The earth's atmosphere is a thin layer of gases surrounding the planet. Yet this layer is vital for life on Earth as it regulates its surface temperature and holds oxygen and water, necessary for life.

Pressure in the atmosphere ranges from 10 3 mbar at sea level to 10 −4 mbar at the top of the atmosphere, and to eventually 0 in space (Fig. right inset).Author: Nadine Borduas, Neil M. Donahue. It looks as though the major (recent) changes have occurred in the most sensitive region – the lower stratosphere.

The paper comments: Because of a lack of global data, we have considered only the stratospheric changes, but if the drop in water vapor after were to extend downward by 1 km, Fig. 2 shows that this would significantly increase its effect on surface climate. However, methane chemistry does have an important influence on the global atmosphere, affecting the amount of ozone (O 3) in both the troposphere and stratosphere, the amount of hydroxyl (OH) in the troposphere, and the amount of water vapor (H 2 O) in the by:.

A greenhouse gas (sometimes abbreviated GHG) is a gas that absorbs and emits radiant energy within the thermal infrared range. Greenhouse gases cause the greenhouse effect on planets. The primary greenhouse gases in Earth's atmosphere are water vapor (H 2 O), carbon dioxide (CO 2), methane (CH 4), nitrous oxide (N 2 O), and ozone (O 3).Without greenhouse gases, the average temperature of .by the water vapor in the air.

The total pressure inside an air parcel is equal to the sum of pressures of the individual gases. In the left figure, the total pressure of the air parcel is equal to sum of vapor pressure plus the pressures exerted by Nitrogen and Oxygen.

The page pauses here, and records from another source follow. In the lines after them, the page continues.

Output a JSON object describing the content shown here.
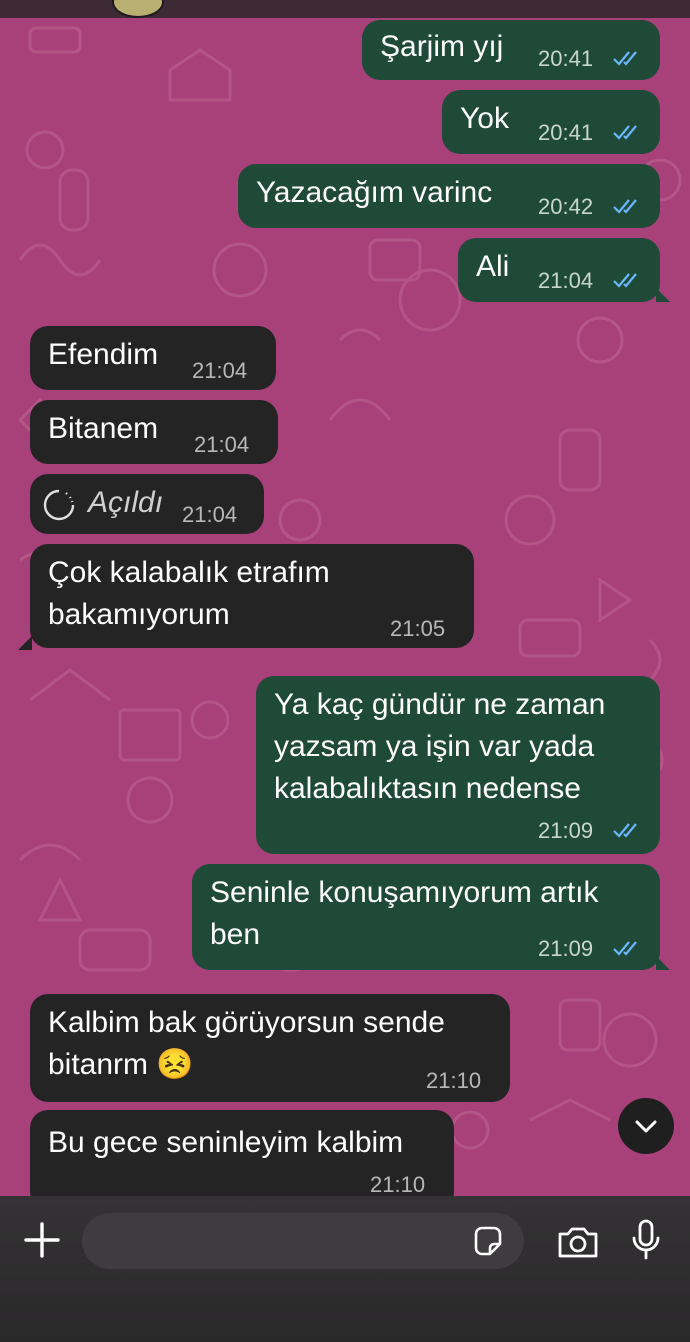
{
  "messages": [
    {
      "dir": "out",
      "text": "Şarjim yıj",
      "time": "20:41"
    },
    {
      "dir": "out",
      "text": "Yok",
      "time": "20:41"
    },
    {
      "dir": "out",
      "text": "Yazacağım varinc",
      "time": "20:42"
    },
    {
      "dir": "out",
      "text": "Ali",
      "time": "21:04"
    },
    {
      "dir": "in",
      "text": "Efendim",
      "time": "21:04"
    },
    {
      "dir": "in",
      "text": "Bitanem",
      "time": "21:04"
    },
    {
      "dir": "in",
      "text": "Açıldı",
      "time": "21:04",
      "view_once": true
    },
    {
      "dir": "in",
      "lines": [
        "Çok kalabalık etrafım",
        "bakamıyorum"
      ],
      "time": "21:05"
    },
    {
      "dir": "out",
      "lines": [
        "Ya kaç gündür ne zaman",
        "yazsam ya işin var yada",
        "kalabalıktasın nedense"
      ],
      "time": "21:09"
    },
    {
      "dir": "out",
      "lines": [
        "Seninle konuşamıyorum artık",
        "ben"
      ],
      "time": "21:09"
    },
    {
      "dir": "in",
      "lines": [
        "Kalbim bak görüyorsun sende",
        "bitanrm 😣"
      ],
      "time": "21:10"
    },
    {
      "dir": "in",
      "text": "Bu gece seninleyim kalbim",
      "time": "21:10"
    }
  ],
  "icons": {
    "read_receipt": "double-check-icon",
    "scroll_down": "chevron-down-icon",
    "add": "plus-icon",
    "sticker": "sticker-icon",
    "camera": "camera-icon",
    "mic": "microphone-icon"
  },
  "colors": {
    "wallpaper": "#a8407a",
    "outgoing_bubble": "#1f4a37",
    "incoming_bubble": "#242424",
    "read_check": "#6ab7ff"
  }
}
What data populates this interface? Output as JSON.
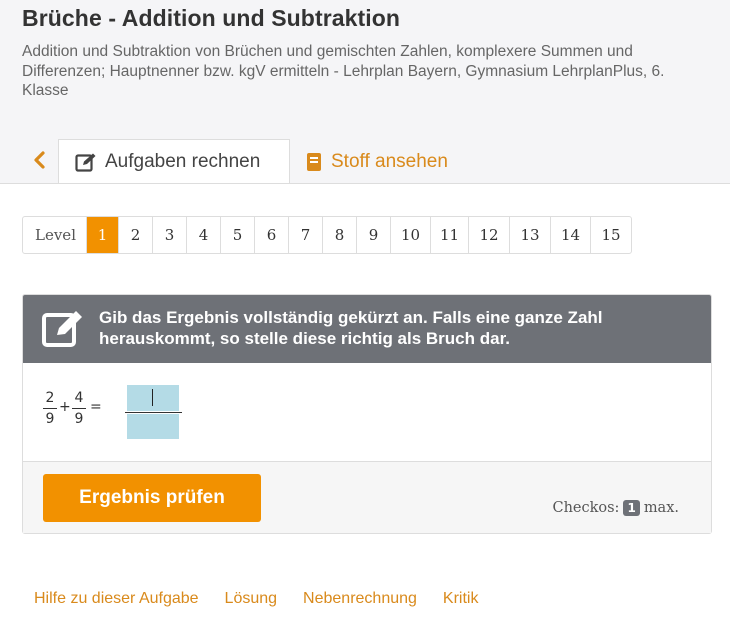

High vapor pressure indicates large numbers of water vapor molecules.Humidity-the amount of water vapor in the air relative humidity: ratio of water vapor in air divided by amount of water vapor could hod for that temp warm air can hold more water the most common measurement used to describe water vapor in the air.

expresses how close the .